=== PROBLEM REQUIREMENTS ===
Please return every line from the entries that has the string "subtitle" in it.

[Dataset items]
•••••

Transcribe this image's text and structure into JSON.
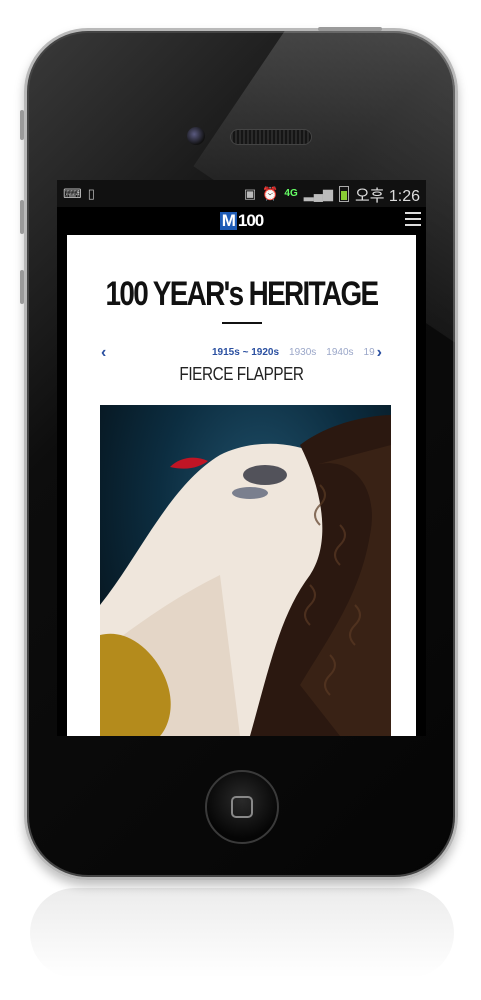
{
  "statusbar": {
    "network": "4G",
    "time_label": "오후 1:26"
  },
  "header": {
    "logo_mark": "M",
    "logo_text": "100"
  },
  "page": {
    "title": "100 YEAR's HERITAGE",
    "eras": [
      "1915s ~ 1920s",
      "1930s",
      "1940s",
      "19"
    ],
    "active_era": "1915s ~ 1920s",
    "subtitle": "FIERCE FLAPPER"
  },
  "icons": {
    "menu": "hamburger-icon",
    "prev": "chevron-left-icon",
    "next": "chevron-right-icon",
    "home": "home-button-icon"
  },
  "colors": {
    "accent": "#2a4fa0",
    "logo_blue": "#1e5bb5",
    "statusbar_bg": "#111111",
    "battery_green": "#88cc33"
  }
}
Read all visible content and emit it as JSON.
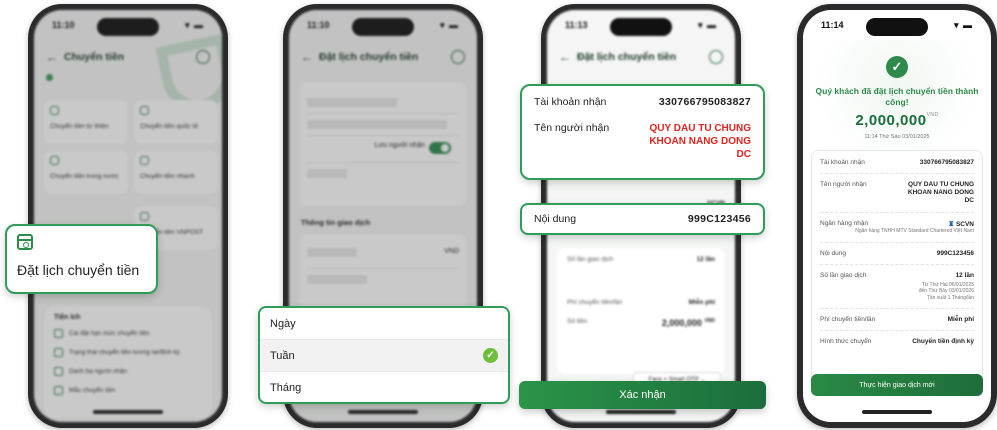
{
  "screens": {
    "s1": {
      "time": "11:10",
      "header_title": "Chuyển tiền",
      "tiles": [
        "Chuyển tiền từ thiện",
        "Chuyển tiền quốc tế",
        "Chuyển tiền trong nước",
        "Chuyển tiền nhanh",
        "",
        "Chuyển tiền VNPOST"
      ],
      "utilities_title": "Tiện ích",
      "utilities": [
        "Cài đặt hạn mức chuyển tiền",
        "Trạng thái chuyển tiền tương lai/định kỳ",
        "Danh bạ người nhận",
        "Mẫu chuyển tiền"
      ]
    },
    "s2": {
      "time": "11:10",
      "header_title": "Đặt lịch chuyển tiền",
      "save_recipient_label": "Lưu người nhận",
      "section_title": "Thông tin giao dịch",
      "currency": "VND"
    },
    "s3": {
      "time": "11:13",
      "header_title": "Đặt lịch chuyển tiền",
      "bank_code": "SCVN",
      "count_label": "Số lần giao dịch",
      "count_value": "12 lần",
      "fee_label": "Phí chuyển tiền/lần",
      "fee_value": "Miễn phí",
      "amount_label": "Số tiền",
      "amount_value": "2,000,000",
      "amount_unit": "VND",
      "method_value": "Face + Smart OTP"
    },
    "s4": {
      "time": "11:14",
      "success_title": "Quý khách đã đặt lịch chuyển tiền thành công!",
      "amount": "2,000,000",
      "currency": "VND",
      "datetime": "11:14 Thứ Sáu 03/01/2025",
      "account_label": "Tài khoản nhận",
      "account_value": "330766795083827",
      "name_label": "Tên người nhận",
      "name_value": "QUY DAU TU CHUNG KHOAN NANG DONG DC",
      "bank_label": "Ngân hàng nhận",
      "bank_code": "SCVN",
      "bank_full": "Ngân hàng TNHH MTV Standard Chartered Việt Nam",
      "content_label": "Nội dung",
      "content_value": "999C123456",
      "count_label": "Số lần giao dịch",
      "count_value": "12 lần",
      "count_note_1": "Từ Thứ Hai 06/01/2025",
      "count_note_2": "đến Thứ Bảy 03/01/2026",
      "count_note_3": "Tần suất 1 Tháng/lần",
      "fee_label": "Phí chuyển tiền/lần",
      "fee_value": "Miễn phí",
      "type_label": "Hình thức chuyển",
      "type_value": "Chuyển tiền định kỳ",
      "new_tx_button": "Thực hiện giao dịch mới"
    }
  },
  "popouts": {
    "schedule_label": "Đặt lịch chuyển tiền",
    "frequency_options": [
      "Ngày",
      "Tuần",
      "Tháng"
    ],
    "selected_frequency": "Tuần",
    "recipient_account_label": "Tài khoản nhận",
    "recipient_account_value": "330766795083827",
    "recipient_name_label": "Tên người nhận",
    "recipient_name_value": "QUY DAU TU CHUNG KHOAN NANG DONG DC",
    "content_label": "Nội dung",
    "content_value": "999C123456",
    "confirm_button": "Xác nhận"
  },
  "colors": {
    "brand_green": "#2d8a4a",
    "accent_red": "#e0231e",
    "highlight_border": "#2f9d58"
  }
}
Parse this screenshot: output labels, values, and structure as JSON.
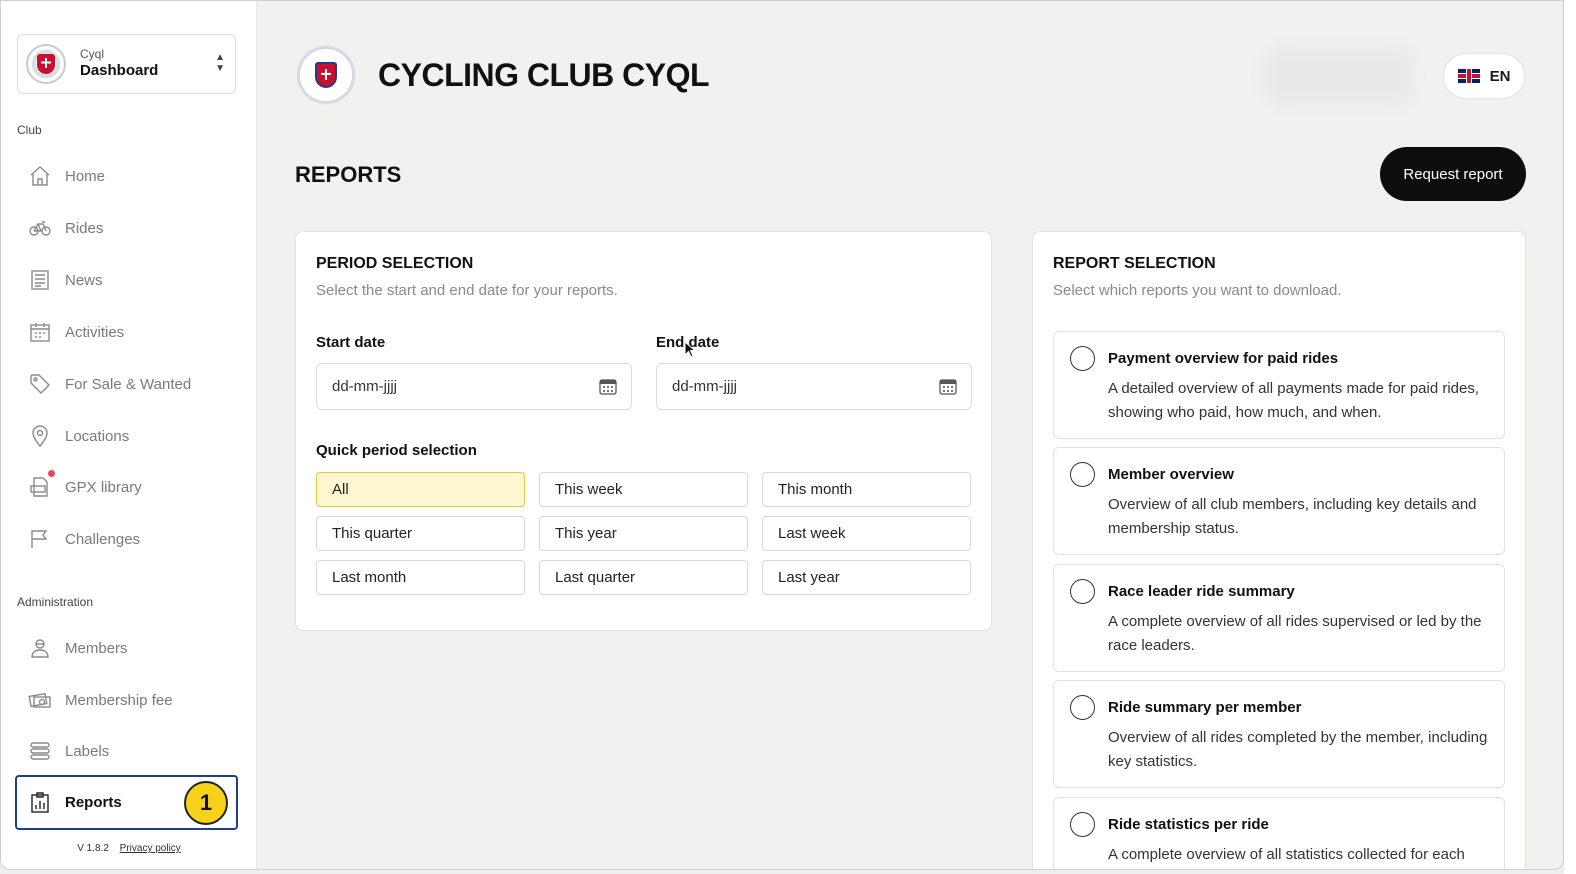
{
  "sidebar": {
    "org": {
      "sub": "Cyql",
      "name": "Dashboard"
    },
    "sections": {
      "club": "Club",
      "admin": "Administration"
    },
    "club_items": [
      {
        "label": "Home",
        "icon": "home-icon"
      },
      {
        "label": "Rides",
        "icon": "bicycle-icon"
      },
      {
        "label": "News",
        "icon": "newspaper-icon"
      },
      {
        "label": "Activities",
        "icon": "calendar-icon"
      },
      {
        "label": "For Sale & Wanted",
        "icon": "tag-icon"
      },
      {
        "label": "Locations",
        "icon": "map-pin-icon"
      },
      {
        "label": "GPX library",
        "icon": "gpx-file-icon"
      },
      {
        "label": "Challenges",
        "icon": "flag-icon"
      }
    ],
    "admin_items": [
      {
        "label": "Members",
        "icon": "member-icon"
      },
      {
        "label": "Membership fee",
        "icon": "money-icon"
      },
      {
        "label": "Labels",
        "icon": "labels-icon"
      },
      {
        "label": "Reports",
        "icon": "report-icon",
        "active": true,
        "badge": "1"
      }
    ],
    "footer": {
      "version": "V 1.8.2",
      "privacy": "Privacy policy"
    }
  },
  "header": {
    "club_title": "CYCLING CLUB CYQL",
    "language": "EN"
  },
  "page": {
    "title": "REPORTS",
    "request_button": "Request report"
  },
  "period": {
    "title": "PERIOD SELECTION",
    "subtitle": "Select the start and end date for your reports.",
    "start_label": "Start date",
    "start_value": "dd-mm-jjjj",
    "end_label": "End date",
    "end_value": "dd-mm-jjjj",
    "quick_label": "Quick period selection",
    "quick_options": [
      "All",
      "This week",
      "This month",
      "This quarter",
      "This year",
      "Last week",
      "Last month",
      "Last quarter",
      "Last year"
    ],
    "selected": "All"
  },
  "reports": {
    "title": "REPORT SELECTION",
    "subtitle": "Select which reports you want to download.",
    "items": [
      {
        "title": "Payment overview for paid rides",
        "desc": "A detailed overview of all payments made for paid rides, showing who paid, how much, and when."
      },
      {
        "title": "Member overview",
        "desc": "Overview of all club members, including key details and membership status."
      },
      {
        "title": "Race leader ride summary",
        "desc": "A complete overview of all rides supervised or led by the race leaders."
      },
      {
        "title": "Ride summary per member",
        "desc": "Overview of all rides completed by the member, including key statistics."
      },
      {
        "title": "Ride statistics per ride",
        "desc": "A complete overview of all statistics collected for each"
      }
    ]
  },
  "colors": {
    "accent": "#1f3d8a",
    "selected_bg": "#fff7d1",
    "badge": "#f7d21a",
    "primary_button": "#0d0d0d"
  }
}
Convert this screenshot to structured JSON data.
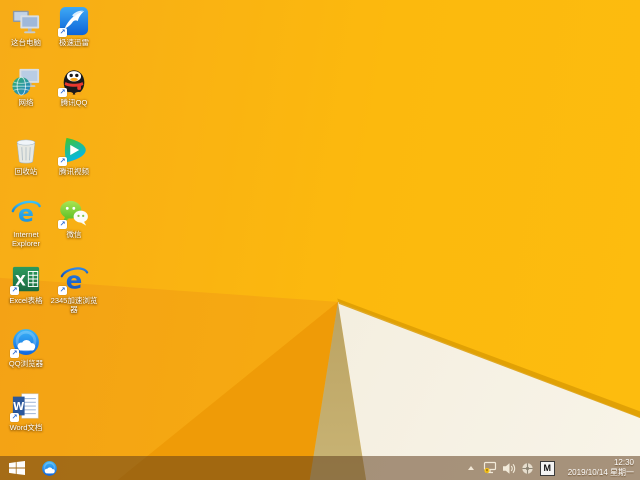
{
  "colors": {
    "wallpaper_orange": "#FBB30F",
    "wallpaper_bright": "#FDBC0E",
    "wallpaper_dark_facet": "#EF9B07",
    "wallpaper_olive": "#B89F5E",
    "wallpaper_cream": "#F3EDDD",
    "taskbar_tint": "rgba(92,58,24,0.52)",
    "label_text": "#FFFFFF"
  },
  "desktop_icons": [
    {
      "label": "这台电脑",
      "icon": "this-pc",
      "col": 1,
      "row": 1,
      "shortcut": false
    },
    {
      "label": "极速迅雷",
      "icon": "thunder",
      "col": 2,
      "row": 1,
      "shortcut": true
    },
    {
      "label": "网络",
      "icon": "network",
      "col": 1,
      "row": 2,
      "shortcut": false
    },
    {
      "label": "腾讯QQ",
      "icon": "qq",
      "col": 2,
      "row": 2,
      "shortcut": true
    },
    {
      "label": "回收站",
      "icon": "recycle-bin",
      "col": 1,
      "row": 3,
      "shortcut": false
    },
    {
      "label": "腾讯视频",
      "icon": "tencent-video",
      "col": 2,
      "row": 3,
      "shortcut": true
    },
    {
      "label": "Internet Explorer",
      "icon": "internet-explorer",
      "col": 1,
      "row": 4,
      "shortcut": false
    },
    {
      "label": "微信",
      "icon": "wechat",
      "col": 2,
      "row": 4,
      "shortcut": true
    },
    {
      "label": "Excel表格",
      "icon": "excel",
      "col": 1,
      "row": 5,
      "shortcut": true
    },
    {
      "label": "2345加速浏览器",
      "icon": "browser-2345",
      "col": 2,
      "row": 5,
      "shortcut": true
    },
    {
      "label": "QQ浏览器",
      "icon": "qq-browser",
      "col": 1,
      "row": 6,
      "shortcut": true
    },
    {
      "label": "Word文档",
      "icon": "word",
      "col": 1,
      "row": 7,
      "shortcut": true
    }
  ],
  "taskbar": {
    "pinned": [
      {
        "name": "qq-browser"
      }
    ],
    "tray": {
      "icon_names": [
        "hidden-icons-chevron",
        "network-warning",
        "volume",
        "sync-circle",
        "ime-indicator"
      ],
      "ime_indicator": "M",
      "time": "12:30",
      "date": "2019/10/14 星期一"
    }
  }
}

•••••

=== EXERCISE RESULT ===
    "subtitle": "FIERCE FLAPPER"
    "subtitle": "Select the start and end date for your reports.",
    "subtitle": "Select which reports you want to download.",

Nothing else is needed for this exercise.